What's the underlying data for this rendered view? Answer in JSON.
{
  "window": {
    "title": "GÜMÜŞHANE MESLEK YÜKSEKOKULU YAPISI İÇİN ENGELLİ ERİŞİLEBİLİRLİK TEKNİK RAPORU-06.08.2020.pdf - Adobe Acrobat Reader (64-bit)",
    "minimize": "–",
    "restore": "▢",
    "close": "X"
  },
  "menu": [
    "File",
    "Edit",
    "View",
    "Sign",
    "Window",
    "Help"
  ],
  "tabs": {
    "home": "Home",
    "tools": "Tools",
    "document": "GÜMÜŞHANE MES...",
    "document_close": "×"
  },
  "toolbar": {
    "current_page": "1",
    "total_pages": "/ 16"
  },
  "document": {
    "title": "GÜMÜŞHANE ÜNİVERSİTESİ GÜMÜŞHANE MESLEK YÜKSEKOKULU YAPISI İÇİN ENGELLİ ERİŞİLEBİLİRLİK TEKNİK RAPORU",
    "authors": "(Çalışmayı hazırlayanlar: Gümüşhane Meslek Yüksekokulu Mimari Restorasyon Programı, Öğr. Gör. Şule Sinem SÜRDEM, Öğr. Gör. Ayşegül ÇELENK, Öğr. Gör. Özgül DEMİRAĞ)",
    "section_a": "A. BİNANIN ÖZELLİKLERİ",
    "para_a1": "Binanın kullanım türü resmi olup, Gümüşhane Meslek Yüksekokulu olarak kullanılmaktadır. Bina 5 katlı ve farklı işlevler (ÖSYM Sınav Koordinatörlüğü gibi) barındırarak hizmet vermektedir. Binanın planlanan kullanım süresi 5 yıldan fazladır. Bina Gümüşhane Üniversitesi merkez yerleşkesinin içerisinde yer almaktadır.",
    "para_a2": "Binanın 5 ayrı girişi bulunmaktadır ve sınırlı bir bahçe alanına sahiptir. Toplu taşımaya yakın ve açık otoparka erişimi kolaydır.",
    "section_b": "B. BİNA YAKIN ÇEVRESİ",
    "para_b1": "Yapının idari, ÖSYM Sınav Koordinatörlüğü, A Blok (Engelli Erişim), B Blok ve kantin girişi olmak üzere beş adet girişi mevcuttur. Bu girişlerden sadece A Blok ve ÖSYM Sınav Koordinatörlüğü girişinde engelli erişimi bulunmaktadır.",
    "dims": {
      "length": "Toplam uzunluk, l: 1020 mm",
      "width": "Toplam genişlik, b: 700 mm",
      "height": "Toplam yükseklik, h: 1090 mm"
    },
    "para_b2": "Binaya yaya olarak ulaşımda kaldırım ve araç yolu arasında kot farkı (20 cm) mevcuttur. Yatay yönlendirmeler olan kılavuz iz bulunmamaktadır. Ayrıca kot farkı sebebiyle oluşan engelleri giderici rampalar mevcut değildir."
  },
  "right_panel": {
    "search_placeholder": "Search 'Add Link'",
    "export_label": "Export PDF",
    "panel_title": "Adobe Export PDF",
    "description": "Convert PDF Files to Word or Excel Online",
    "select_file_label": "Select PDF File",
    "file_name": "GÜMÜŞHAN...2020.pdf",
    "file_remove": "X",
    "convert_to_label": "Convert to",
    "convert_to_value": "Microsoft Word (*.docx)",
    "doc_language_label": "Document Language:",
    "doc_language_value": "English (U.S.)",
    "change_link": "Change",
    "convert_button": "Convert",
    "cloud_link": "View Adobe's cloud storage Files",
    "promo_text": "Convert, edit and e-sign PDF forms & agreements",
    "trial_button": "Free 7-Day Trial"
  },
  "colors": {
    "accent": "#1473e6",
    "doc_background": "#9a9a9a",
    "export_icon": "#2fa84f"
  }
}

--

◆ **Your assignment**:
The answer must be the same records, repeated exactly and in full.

◆ **Result of this task**:
What's the underlying data for this rendered view? Answer in JSON.
{
  "window": {
    "title": "GÜMÜŞHANE MESLEK YÜKSEKOKULU YAPISI İÇİN ENGELLİ ERİŞİLEBİLİRLİK TEKNİK RAPORU-06.08.2020.pdf - Adobe Acrobat Reader (64-bit)",
    "minimize": "–",
    "restore": "▢",
    "close": "X"
  },
  "menu": [
    "File",
    "Edit",
    "View",
    "Sign",
    "Window",
    "Help"
  ],
  "tabs": {
    "home": "Home",
    "tools": "Tools",
    "document": "GÜMÜŞHANE MES...",
    "document_close": "×"
  },
  "toolbar": {
    "current_page": "1",
    "total_pages": "/ 16"
  },
  "document": {
    "title": "GÜMÜŞHANE ÜNİVERSİTESİ GÜMÜŞHANE MESLEK YÜKSEKOKULU YAPISI İÇİN ENGELLİ ERİŞİLEBİLİRLİK TEKNİK RAPORU",
    "authors": "(Çalışmayı hazırlayanlar: Gümüşhane Meslek Yüksekokulu Mimari Restorasyon Programı, Öğr. Gör. Şule Sinem SÜRDEM, Öğr. Gör. Ayşegül ÇELENK, Öğr. Gör. Özgül DEMİRAĞ)",
    "section_a": "A. BİNANIN ÖZELLİKLERİ",
    "para_a1": "Binanın kullanım türü resmi olup, Gümüşhane Meslek Yüksekokulu olarak kullanılmaktadır. Bina 5 katlı ve farklı işlevler (ÖSYM Sınav Koordinatörlüğü gibi) barındırarak hizmet vermektedir. Binanın planlanan kullanım süresi 5 yıldan fazladır. Bina Gümüşhane Üniversitesi merkez yerleşkesinin içerisinde yer almaktadır.",
    "para_a2": "Binanın 5 ayrı girişi bulunmaktadır ve sınırlı bir bahçe alanına sahiptir. Toplu taşımaya yakın ve açık otoparka erişimi kolaydır.",
    "section_b": "B. BİNA YAKIN ÇEVRESİ",
    "para_b1": "Yapının idari, ÖSYM Sınav Koordinatörlüğü, A Blok (Engelli Erişim), B Blok ve kantin girişi olmak üzere beş adet girişi mevcuttur. Bu girişlerden sadece A Blok ve ÖSYM Sınav Koordinatörlüğü girişinde engelli erişimi bulunmaktadır.",
    "dims": {
      "length": "Toplam uzunluk, l: 1020 mm",
      "width": "Toplam genişlik, b: 700 mm",
      "height": "Toplam yükseklik, h: 1090 mm"
    },
    "para_b2": "Binaya yaya olarak ulaşımda kaldırım ve araç yolu arasında kot farkı (20 cm) mevcuttur. Yatay yönlendirmeler olan kılavuz iz bulunmamaktadır. Ayrıca kot farkı sebebiyle oluşan engelleri giderici rampalar mevcut değildir."
  },
  "right_panel": {
    "search_placeholder": "Search 'Add Link'",
    "export_label": "Export PDF",
    "panel_title": "Adobe Export PDF",
    "description": "Convert PDF Files to Word or Excel Online",
    "select_file_label": "Select PDF File",
    "file_name": "GÜMÜŞHAN...2020.pdf",
    "file_remove": "X",
    "convert_to_label": "Convert to",
    "convert_to_value": "Microsoft Word (*.docx)",
    "doc_language_label": "Document Language:",
    "doc_language_value": "English (U.S.)",
    "change_link": "Change",
    "convert_button": "Convert",
    "cloud_link": "View Adobe's cloud storage Files",
    "promo_text": "Convert, edit and e-sign PDF forms & agreements",
    "trial_button": "Free 7-Day Trial"
  },
  "colors": {
    "accent": "#1473e6",
    "doc_background": "#9a9a9a",
    "export_icon": "#2fa84f"
  }
}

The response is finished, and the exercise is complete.